◆ **Supplied material**:
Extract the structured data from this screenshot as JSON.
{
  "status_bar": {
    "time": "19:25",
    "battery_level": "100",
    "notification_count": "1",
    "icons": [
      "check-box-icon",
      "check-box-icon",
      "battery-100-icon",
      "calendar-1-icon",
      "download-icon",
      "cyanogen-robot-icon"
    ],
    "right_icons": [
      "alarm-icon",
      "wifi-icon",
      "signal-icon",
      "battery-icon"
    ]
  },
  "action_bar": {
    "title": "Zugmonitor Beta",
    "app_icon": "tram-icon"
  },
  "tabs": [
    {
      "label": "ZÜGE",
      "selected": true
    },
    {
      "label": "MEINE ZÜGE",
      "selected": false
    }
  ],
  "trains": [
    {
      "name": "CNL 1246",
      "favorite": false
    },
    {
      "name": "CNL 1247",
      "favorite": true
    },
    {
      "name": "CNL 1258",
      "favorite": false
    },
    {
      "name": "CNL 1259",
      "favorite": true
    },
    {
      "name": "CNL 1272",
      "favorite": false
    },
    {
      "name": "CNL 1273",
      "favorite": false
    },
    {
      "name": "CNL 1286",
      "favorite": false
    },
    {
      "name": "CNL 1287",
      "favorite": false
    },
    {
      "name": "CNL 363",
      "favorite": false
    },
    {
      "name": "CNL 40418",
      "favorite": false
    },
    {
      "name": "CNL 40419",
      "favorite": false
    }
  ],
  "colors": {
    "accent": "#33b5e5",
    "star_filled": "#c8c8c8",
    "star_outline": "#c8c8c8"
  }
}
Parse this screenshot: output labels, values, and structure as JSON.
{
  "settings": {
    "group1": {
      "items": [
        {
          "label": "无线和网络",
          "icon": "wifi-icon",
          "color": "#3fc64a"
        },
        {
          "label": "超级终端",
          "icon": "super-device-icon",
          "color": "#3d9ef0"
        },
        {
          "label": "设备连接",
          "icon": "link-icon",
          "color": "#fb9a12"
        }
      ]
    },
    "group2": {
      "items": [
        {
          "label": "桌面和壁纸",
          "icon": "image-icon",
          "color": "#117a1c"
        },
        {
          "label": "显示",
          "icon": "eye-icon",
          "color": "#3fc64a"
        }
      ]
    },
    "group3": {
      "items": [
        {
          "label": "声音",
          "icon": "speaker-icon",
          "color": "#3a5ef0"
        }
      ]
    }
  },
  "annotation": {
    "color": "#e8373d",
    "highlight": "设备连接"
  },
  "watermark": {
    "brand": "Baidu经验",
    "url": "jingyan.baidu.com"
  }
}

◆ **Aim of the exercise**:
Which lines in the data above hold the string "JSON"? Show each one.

◆ **Solution**:
Extract the structured data from this screenshot as JSON.
Parse this screenshot: output labels, values, and structure as JSON.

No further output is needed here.